During the course of our joint work we have come to the conclusion that the mechanisms created in the framework of the Shanghai Cooperation Organisation can be instrumental in solving other problems facing our countries. This is part of the reason why Uzbekistan recently became the sixth country to join the organisation. It indicates that it is an open organisation.
We are ready to hold consultations with our partners in the Shanghai Cooperation Organisation and with Indian colleagues, and decide together in what capacity India would like to take part in the work of that organisation before taking the necessary decision. I think that India’s participation in joint work could enhance the importance of that organisation and broaden the range of the tasks it tackles, which would be welcome.
Question: What do you think about the decision to withdraw troops from the state border between India and Pakistan?
Vladimir Putin: We welcome that decision. We believe that it is movement in an absolutely right direction. It eases tensions in a very complicated and explosive region. It is an action that deserves respect. We will seek to support any steps of this kind on both sides.
Question: What do you think about the presence of American troops in Afghanistan?
Vladimir Putin: We have repeatedly discussed it with our American colleagues. We are mindful of the American argument that they intend to stay in Afghanistan until they have solved the problems connected with terrorism. They do not intend to stay there after the counter-terrorist operations have been completed because it makes no military or political sense.
We consider ourselves to be members of the international anti-terrorist coalition and we hope that all the actions against terrorism will be coordinated.

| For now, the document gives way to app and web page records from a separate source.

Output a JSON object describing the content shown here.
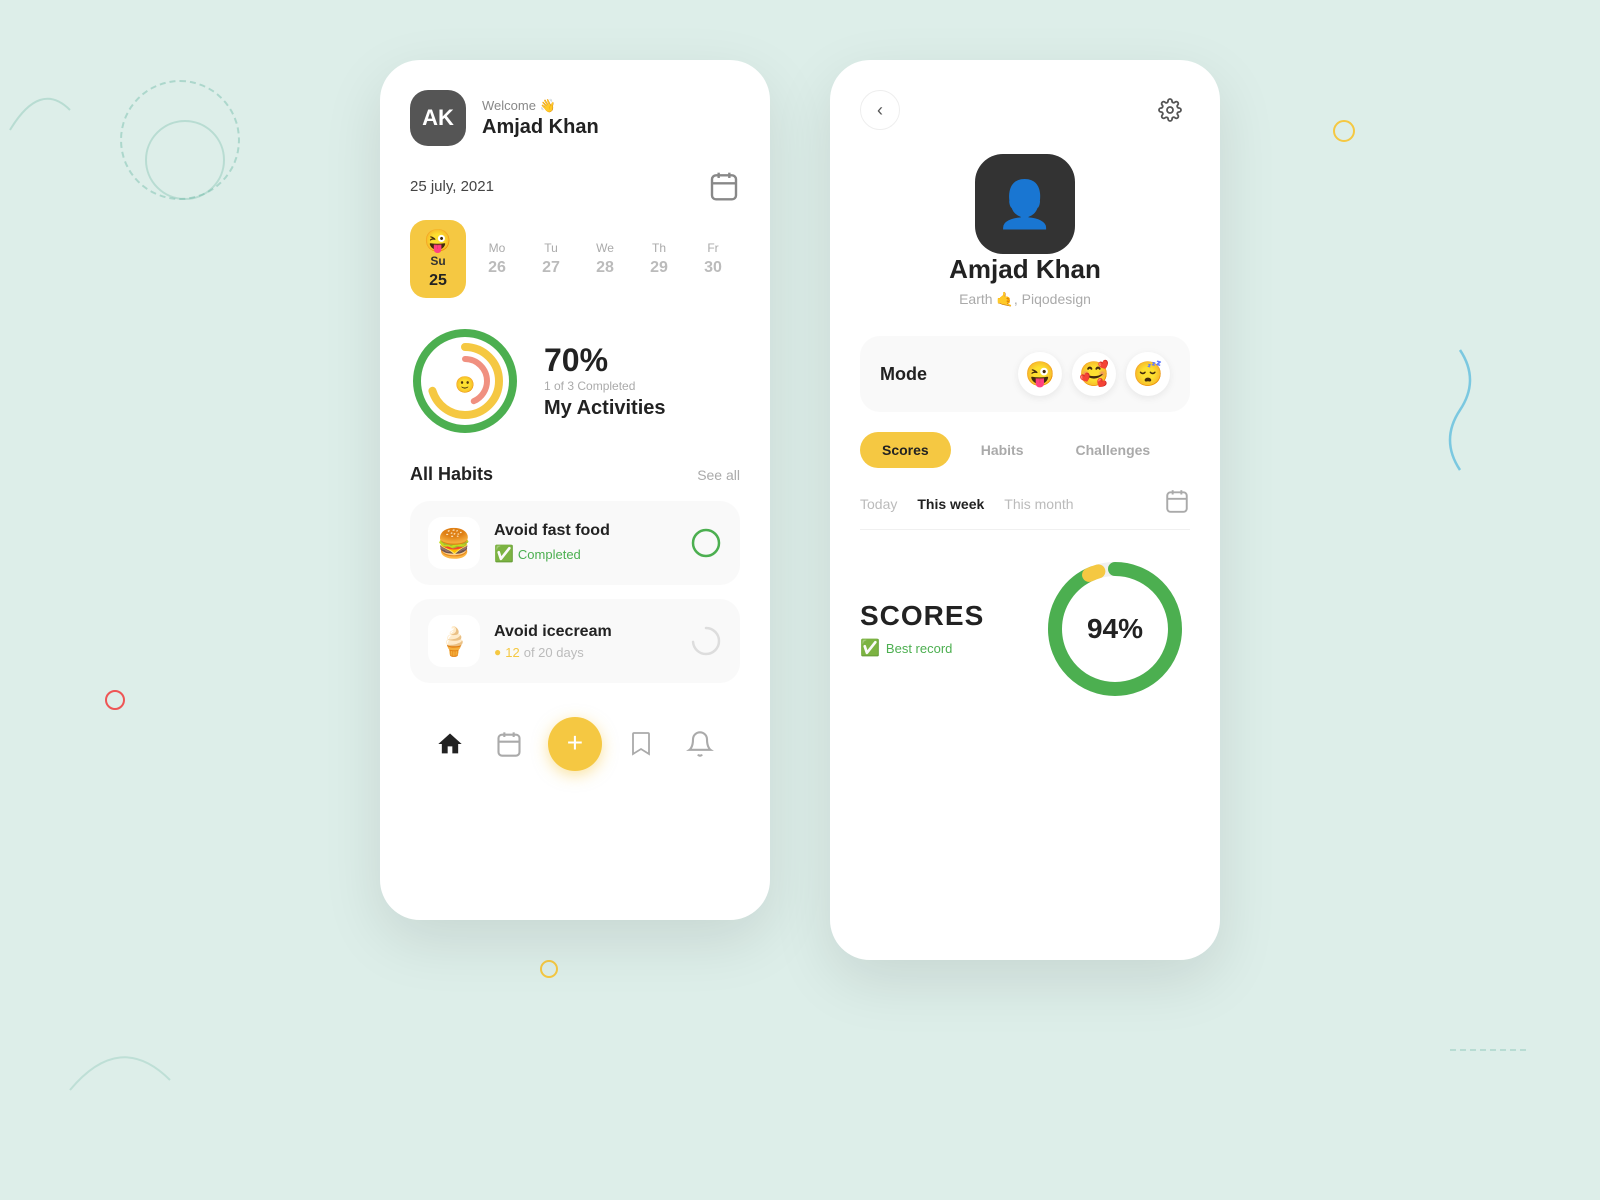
{
  "background": {
    "color": "#ddeee9"
  },
  "left_card": {
    "welcome_label": "Welcome 👋",
    "user_name": "Amjad Khan",
    "date": "25 july, 2021",
    "calendar_days": [
      {
        "name": "Su",
        "num": "25",
        "selected": true
      },
      {
        "name": "Mo",
        "num": "26",
        "selected": false
      },
      {
        "name": "Tu",
        "num": "27",
        "selected": false
      },
      {
        "name": "We",
        "num": "28",
        "selected": false
      },
      {
        "name": "Th",
        "num": "29",
        "selected": false
      },
      {
        "name": "Fr",
        "num": "30",
        "selected": false,
        "muted": true
      }
    ],
    "activities": {
      "percentage": "70%",
      "completed_text": "1 of 3 Completed",
      "title": "My Activities"
    },
    "all_habits_title": "All Habits",
    "see_all_label": "See all",
    "habits": [
      {
        "emoji": "🍔",
        "name": "Avoid fast food",
        "status": "Completed",
        "status_type": "completed"
      },
      {
        "emoji": "🍦",
        "name": "Avoid icecream",
        "progress_current": "12",
        "progress_total": "20",
        "progress_unit": "days",
        "status_type": "progress"
      }
    ],
    "bottom_nav": {
      "plus_label": "+"
    }
  },
  "right_card": {
    "user_name": "Amjad Khan",
    "subtitle": "Earth 🤙, Piqodesign",
    "mode_label": "Mode",
    "mode_emojis": [
      "😜",
      "🥰",
      "😴"
    ],
    "tabs": [
      {
        "label": "Scores",
        "active": true
      },
      {
        "label": "Habits",
        "active": false
      },
      {
        "label": "Challenges",
        "active": false
      }
    ],
    "time_filters": [
      {
        "label": "Today",
        "active": false
      },
      {
        "label": "This week",
        "active": true
      },
      {
        "label": "This month",
        "active": false
      }
    ],
    "scores": {
      "title": "SCORES",
      "best_record": "Best record",
      "percentage": "94%"
    }
  }
}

At least they have been until now. We hope that it will be so in the future.